But hold on. What the NRA’s carefully parsed statement actually said was that the group was urging the Bureau of Alcohol, Tobacco, Firearms and Explosives “to immediately review whether these devices comply with federal law. The NRA believes that devices designed to allow semi-automatic rifles to function like fully automatic rifles should be subject to additional regulations.”

In other words, as John Cassidy reported at The New Yorker, “the NRA was looking to convert a legislative threat into a regulatory issue. Since fully automatic weapons are already illegal, it wasn’t giving up any substantive ground, and it was trying to prevent an open political debate in areas where it knows it is vulnerable.”

So don’t be fooled by their rhetorical camouflage. In truth, the NRA still wants to steer clear of any open debate in Congress that conceivably could change minds and even lead to other new gun control rules already widely favored by the public — like a renewal of the ban on assault rifles, universal background checks and a federal data base tracking gun sales.

Which leads to the second thing we noticed – the repeated use of the word “evil” to describe the deadly Vegas attack. It was “an act of pure evil,” President Trump said the morning after. And Don Turner, president of the Nevada Firearms Coalition, state branch of the NRA, told Mary Louise Kelley of NPR’s All Things Considered:

“Putting more new laws on the books is not going to stop it. This has been a conundrum humans have fought with since Cain and Abel. You cannot legislate compliance with evil. People are going to be evil. They’re going to do evil acts for one reason or another, and there’s not any laws in the world would stop them. If we had a total ban on guns, they would’ve used a semitruck or a bomb.”

That the acts of mass murderers are evil is undeniable. The problem is that if you insist that civilization cannot avoid the generation of evil acts — that the force of evil is out of the control of mere mortals — you are throwing up your hands and shirking responsibility for taking action.

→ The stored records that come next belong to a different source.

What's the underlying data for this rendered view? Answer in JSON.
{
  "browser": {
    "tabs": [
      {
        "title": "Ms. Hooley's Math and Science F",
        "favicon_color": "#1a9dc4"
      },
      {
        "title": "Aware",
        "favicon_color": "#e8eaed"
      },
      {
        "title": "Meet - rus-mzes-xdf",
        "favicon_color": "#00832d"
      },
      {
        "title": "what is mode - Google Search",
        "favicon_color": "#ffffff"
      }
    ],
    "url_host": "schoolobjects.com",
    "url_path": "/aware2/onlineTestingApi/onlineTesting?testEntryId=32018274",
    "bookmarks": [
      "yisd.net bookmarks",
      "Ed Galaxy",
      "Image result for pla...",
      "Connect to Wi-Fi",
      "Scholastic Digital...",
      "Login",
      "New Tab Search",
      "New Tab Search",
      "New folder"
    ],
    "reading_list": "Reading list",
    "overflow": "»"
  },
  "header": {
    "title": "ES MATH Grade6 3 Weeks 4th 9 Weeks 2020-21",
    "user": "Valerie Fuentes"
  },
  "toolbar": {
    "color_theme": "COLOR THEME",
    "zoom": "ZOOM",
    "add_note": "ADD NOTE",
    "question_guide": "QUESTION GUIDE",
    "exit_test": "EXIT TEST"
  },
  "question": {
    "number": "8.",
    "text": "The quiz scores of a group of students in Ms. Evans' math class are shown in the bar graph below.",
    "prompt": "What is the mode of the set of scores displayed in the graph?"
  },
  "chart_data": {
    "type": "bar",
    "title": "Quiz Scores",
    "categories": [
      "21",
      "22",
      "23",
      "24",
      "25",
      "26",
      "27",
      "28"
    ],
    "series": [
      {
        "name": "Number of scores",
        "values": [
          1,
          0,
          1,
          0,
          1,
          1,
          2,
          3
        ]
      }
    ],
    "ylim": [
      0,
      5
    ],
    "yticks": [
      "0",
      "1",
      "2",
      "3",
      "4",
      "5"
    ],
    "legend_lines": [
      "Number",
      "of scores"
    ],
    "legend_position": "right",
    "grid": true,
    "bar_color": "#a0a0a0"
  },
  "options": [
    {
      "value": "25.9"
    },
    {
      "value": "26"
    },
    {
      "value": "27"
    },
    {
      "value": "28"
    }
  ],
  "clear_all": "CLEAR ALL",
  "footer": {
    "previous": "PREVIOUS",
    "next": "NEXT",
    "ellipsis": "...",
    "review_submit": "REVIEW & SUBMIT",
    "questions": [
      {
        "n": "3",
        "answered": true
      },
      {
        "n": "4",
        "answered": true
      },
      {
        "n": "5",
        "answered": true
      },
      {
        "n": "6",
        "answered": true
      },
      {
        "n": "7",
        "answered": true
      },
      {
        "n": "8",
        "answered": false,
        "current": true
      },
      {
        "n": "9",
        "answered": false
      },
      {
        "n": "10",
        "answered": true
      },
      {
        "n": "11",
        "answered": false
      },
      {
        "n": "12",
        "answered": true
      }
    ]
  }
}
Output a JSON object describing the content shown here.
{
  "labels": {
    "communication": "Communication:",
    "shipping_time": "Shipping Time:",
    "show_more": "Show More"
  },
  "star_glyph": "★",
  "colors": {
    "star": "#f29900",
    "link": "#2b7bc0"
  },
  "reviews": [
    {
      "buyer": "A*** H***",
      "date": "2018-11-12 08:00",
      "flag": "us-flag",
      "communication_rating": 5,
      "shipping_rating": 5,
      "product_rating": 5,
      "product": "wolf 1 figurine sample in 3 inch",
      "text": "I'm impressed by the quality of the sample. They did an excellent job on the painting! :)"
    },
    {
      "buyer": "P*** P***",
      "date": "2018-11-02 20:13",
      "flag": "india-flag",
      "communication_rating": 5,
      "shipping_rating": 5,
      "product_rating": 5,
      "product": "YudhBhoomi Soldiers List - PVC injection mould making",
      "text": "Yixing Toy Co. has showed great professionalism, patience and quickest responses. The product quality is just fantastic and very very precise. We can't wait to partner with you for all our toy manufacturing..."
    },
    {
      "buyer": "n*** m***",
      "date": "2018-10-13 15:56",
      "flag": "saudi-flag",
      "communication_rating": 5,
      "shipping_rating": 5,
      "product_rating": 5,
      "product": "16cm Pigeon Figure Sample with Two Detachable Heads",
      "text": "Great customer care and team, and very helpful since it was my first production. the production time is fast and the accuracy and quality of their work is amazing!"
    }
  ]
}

It’s a stinking cop out.

Bruce Clark, who writes the Erasmus blog on religion and public policy for The Economist magazine, notes that the emphasis on evil makes this assumption: “If evil is an inexorable feature of a fallen plane of existence, one that has been tainted from the very start of things by human sin, then no policy measures will ever remove it. The only response to evil is to identify it clearly, to avoid secular soft-headedness, and perhaps to mitigate its effects as and when they arise, without presuming to abolish it. In other words, gun control will not work.”

You can’t change fundamental human nature, the NRA and its allies shout. Wayne LaPierre proclaims, “[I]f we could legislate morality, we would have done it long ago.” But as Clark concludes, “whatever you may think about the causes of badness in the world, it seems manifestly absurd to suggest that the legislator should not try, at least, to reduce the scope for evil to prevail.”

We must continue to try. Yet given the nature of evil, why bother, LaPierre suggests. He knows the answer. More guns. But only for “the good guys,” of course. Madness.

Michael Winship is the Emmy Award-winning senior writer of Moyers & Company and Follow him on Twitter: @MichaelWinship. [This article first appeared at]